Mephibosheth’s life is changed forever. (2 Samuel 9: 9-11)
Can you imagine how much his life must have changed in that moment? It’s obvious that Mephibosheth is an adult by the time he meets David and that some sort of living is being eked out in Lo Debar but nothing compared to the life he was born into and yet, with one word from the King he is now bolstered beyond anything he could have expected. Chapter 9 tells us that EVERYTHING that had belonged to Saul AND his family was given back to Mephibosheth. David then instructs Ziba, Saul’s old steward, to have Mephibosheth’s estate run by his sons, servants and himself. He is instructed to have the land farmed, harvested and stored all for Mephibosheth’s provision. David is ensuring that he will be cared for continually as part of the royal family which leads me to my last point.
Mephibosheth is adopted. (2 Samuel 9:11)
No, the word adoption is not used but the sentiment is there. Twice, in verse 10 and verse 11, we are told that Mephibosheth is invited and eats at David’s table like one of his sons. This is very intimate and would have made a statement to others watching the situation unfold. See, in my culture, sharing a meal with someone isn’t exactly monumental or noteworthy. I’m southern afterall and we love to have food whenever possible but can you imagine if I threw a party for the neighborhood that included entertainment and a delicious spread but when it came time to eat, my family had a separate table away from the others. Better yet, my family was feasting on incredible platters from a local catering service while I threw a couple of dollar menu options on everyone else’s table. My neighbors would be offended, probably think I’m insane and definitely wouldn’t accept another invite.
However, in other cultures and time periods, it was not uncommon for those of the upper echelon to sit separate from those “beneath them” and to eat nicer foods.
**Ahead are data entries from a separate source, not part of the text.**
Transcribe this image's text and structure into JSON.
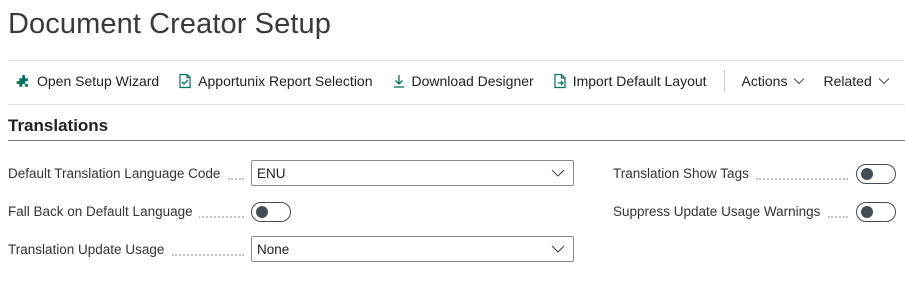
{
  "page": {
    "title": "Document Creator Setup"
  },
  "actionbar": {
    "items": [
      {
        "label": "Open Setup Wizard",
        "icon": "puzzle-icon"
      },
      {
        "label": "Apportunix Report Selection",
        "icon": "report-selection-icon"
      },
      {
        "label": "Download Designer",
        "icon": "download-icon"
      },
      {
        "label": "Import Default Layout",
        "icon": "import-file-icon"
      }
    ],
    "menus": [
      {
        "label": "Actions"
      },
      {
        "label": "Related"
      }
    ]
  },
  "section": {
    "title": "Translations"
  },
  "fields": {
    "default_translation_language_code": {
      "label": "Default Translation Language Code",
      "value": "ENU"
    },
    "fall_back_on_default_language": {
      "label": "Fall Back on Default Language",
      "value": false
    },
    "translation_update_usage": {
      "label": "Translation Update Usage",
      "value": "None"
    },
    "translation_show_tags": {
      "label": "Translation Show Tags",
      "value": false
    },
    "suppress_update_usage_warnings": {
      "label": "Suppress Update Usage Warnings",
      "value": false
    }
  },
  "colors": {
    "accent": "#00735c",
    "toggle_off": "#444c56"
  }
}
Your position within the venue, the types of food you ate, even your access to a spot at a table was determined by your “worth”. Those in charge could make a statement or send a message by inviting someone to the top table with the family or by sending them something expensive to eat. So, when the Bible says that “Mephibosheth ate at David's table like one of the king’s sons” they weren’t kidding. This wasn’t a one time invitation to show goodwill but rather inclusion in the family. It let everyone know where Mephibosheth fell in the rankings.
The New Testament continually refers to us being adopted as children into the family of God. To me that’s another incredible part of salvation… not just forgiveness of sins or eternal life on the fringe of heaven’s society which would still be more than I deserved but rather being brought into the family of God. He is my Abba Father and with that comes the rights of a child. I am a daughter of the King who has the right to approach his throne at any point not just with petitions but to actually climb into the lap of the Father. That kind of grace is overwhelming in light of what I deserve and I am forever grateful. I pray that you too have experienced the ultimate love of a gracious and compassionate Father and if not, I pray you will meet Him today. I think my Bible summed it up best when it said, “Regardless of how unworthy you feel, you can know that you have been made worthy because you are a child of God”.